The twin T-Rex attack isn’t memorable for its dual beasties, although their tag-team munching of Richard Schiff’s character is a gruesome highlight, but for the tumble dryer onslaught of events that find Malcolm and Co. trapped inside the mobile labs as the Tyrannosaurs push them over the cliff. We get 360° shots, carriages dropping around our cliffhanging trio, and the most indelible image of the entire movie; Julianne Moore face down on a rear window, palms pressed against glass, and in a rare moment of quiet, cracks begin to appear like CGI spiderwebs.

It’s the kind of hold-your-breath tension that you very rarely get in big summer tent-poles, let alone just the Jurassic Park franchise.

Lost World Jurassic Park

Spielberg also nods in the direction of Jaws with another all-too-brief set-piece that’s rife with visual inventiveness. One of the sequels biggest challenges, much like the fictional ones facing those who run the park in Jurassic World, is in how it makes the dinosaurs seem fresh after their “they’re moving in herds, they do move in herds” mouth agape introduction in 1993. We’d already seen the Velociraptor’s “clever girl” hunting technique, so how best to utilise them this time around?

The answer is long grass. With the InGen crew running in terror, an overhead shot sees them wander into an ocean of windswept green stuff, cutting a line straight through the middle of the field, until from the periphery of the screen we notice dark lines of collapsing grass arrowing towards them silently.

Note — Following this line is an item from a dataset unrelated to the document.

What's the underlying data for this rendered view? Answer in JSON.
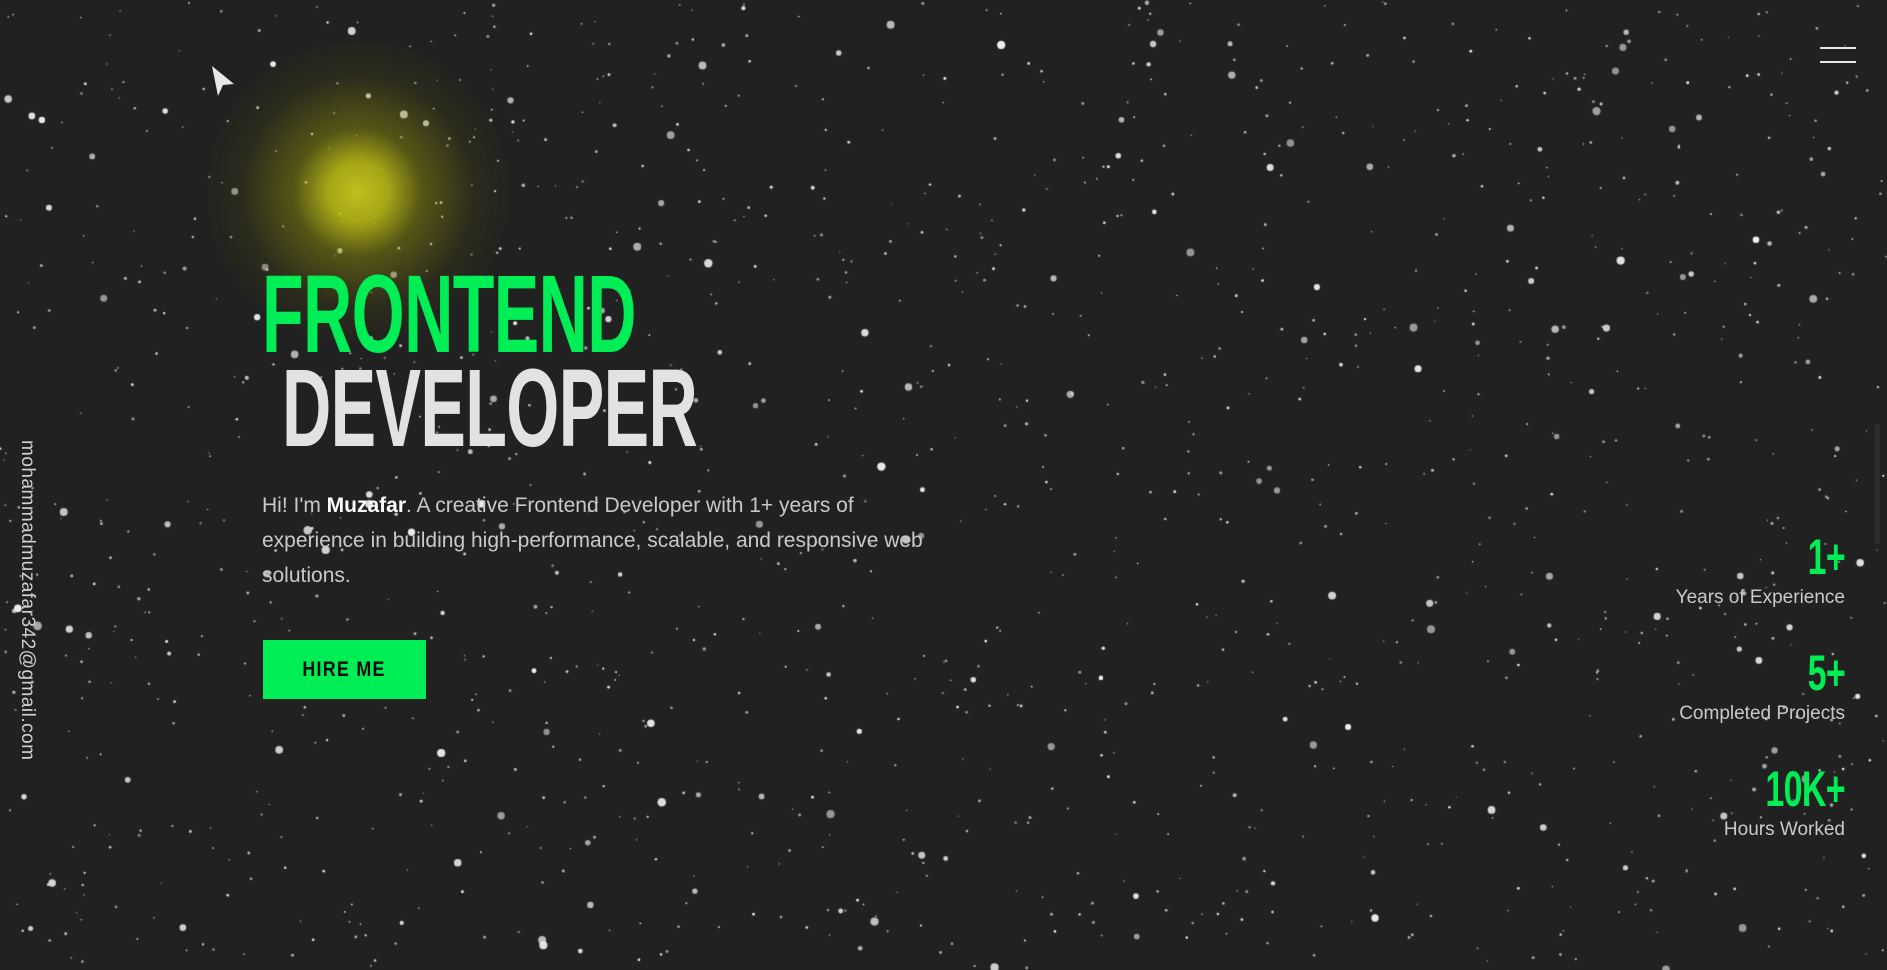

Absent of only Bruce’s fin, they pull their victims underneath the surface, stifling any screams.

It’s arguably the smartest, subtlest, and most horrific use of the dinosaurs at any stage of the series. If Jurassic World manages a scene half as effective as this, then Trevorrow will have earned his money.

Velociraptors in the long grass - The Lost World

The sequels also offered up an opportunity for the filmmakers to incorporate sequences from Michael Crichton’s fantastic source novel for Jurassic Park (more of which can be found in my defence of Jurassic Park III coming later this week); Peter Stormare’s demise at the beaks of the peckish chicken lizards, Compsognathus, was the literary death scene for John Hammond. The sequence with the British family on the beach was also a favourite from the book, but it was to be an entirely new sequence, one pushed for by Spielberg, that would become the iconic set-piece/selling point for The Lost World; the San Diego finale.

Pre-empting Roland Emmerich’s city-centric monster mash, Godzilla, by one year, this twenty minutes, despite the logic defying “who’s driving the boat?” loose-ends, contains more charm, spectacle, and action than that humungous misfire. There was something inevitable about this franchise eventually finding its way onto the mainland, it was either that or the park opening…

Although this feels as tacked on as many of the scenes throughout The Lost World, it’s a Spielberg set-piece in the grandest tradition; the King Kong aping dock escape, the cutesy kid moment followed by the kennel dental floss, the bus dodgems, a final trip to Blockbuster Video for some poor soul, all stitched together in a way that belies the choppy nature of the preceding 90mins.

San Diego - The Lost World

Sloppy Spielberg is still better than most other directors’ career best, and any film was going to cower in the shadow of the groundbreaking original, but as a standalone flick this still has enough epic sequences to have made a re-watch for the purpose of this feature a nostalgically enjoyable experience.

And if you still don’t like it, then there is one aspect that is undeniably brilliant, John Williams’ reworking of his score for the initial trip to Isla Nublar; darker in tone and heavier in percussion, it’s one of his unsung soundtracks.